Most a the debate was as disappointing as the Government's proposals—although. Mr. Wedg' wood. Benn and Mr. Charles Pannell both made speeches of note. Mr. Shinwell (whose veil presence is regarded by some as a refutation oi Mr. Butler's claim that the House of Lords, forti. fled by the Life Peerages Act, is now doing its Ph to the full) delivered a remarkable effusion. He saw himself as the natural champion of the rights of back-bench Privy Councillors, which was not indeed surprising as (apparently taking a less rotatory view of these rights than of the leadershiP of the Labour Party) he clearly regarded. them as concentrated in himself.. The only pause in his laughter at his own sallies was when he turned 10 accuse Mr. Butler of excessive self-amusement. Perhaps if we were all like- Mr. Shinwell there would be less point in worrying about the future of the House or. the role of the back-bencher.

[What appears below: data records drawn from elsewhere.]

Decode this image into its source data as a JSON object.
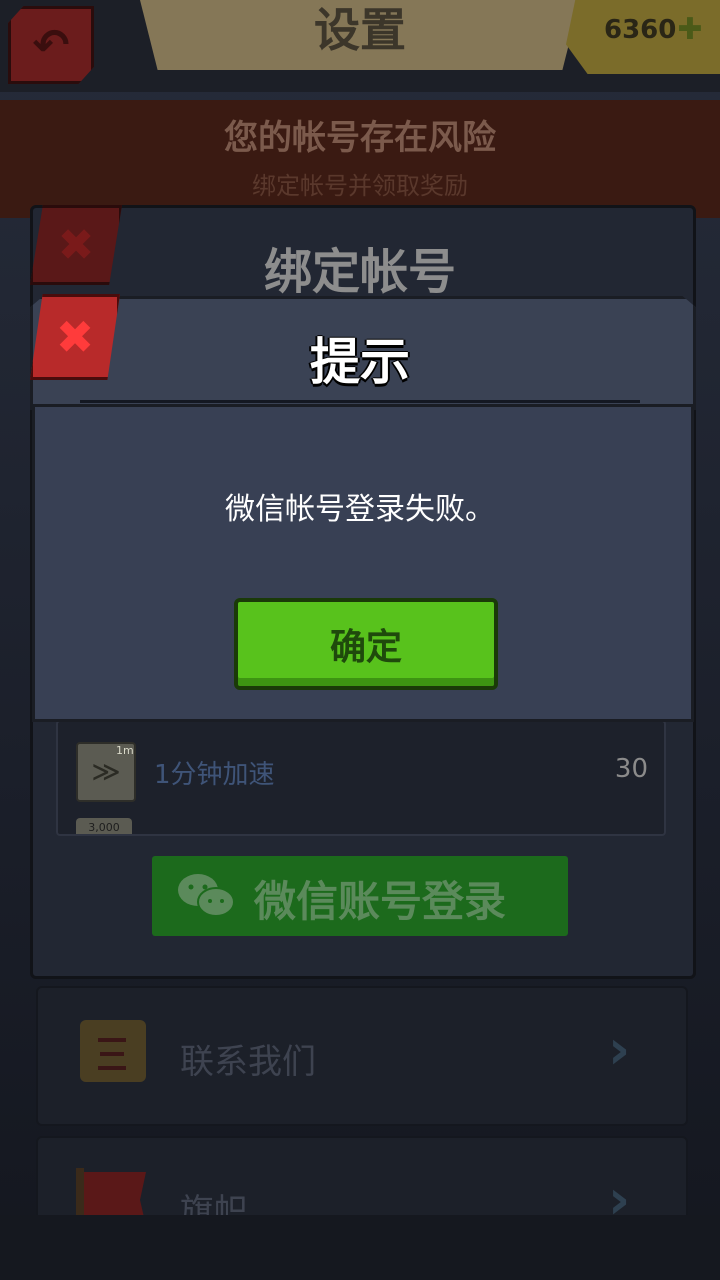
{
  "header": {
    "title": "设置",
    "back_icon": "back-arrow-icon",
    "gem_count": "6360",
    "gem_icon": "gem-plus-icon"
  },
  "risk_banner": {
    "title": "您的帐号存在风险",
    "subtitle": "绑定帐号并领取奖励"
  },
  "bind_panel": {
    "title": "绑定帐号",
    "close_icon": "close-icon",
    "rewards": [
      {
        "icon": "speedup-icon",
        "badge": "1m",
        "name": "1分钟加速",
        "value": "30"
      },
      {
        "icon": "gold-icon",
        "badge": "3,000"
      }
    ],
    "wechat_button": {
      "icon": "wechat-icon",
      "label": "微信账号登录"
    }
  },
  "menu": {
    "items": [
      {
        "icon": "scroll-icon",
        "label": "联系我们",
        "chevron": "›"
      },
      {
        "icon": "flag-icon",
        "label": "旗帜",
        "chevron": "›"
      }
    ]
  },
  "dialog": {
    "title": "提示",
    "message": "微信帐号登录失败。",
    "ok_label": "确定",
    "close_icon": "close-icon"
  },
  "colors": {
    "ok_green": "#58c21c",
    "close_red": "#b82a2a",
    "wechat_green": "#1c6a1c"
  }
}
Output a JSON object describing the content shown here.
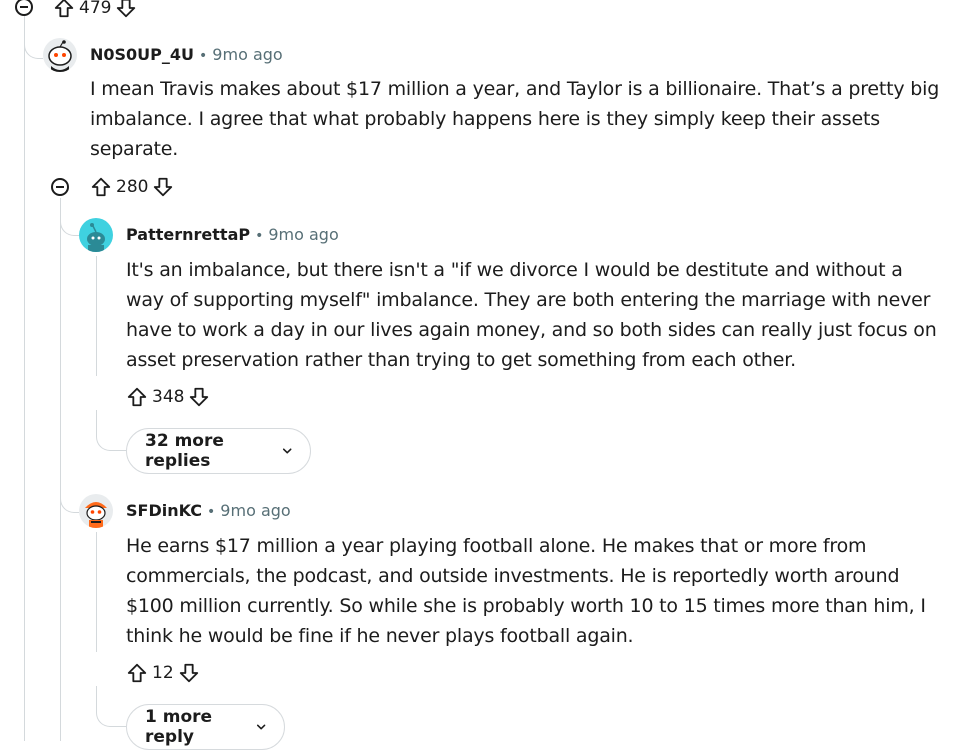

On Tuesday Mr. Selwyn Lloyd came galloping to the rescue of the dejected House. A brief state- ment from this suave and lucid negotiator (designed to show . how impossible ArchbishoP Makarios was across the conference table) sue' ceeded in provoking a state of confused indigna- tion such as the House had not known since the General Election. After castigating most supple' mentary questions as either 'unhelpful' or Wien' sive' Mr. Lloyd found himself with a special • adjournment debate on his hands. Three hours later when the debate began the Government had changed its approach to the House. Mr. Watkin' son was put up to lower the temperature (which he did with considerable effect), and even Mr. Lloyd himself had become more conciliatory. If these masterly switches of tactics are a feature of the Government's, conduct of the negotiations themselves the effect must indeed be formidable. But it is a comfort that Mr. Julian Amery, with his great record of urging peace by negotiation- is the man on the spot.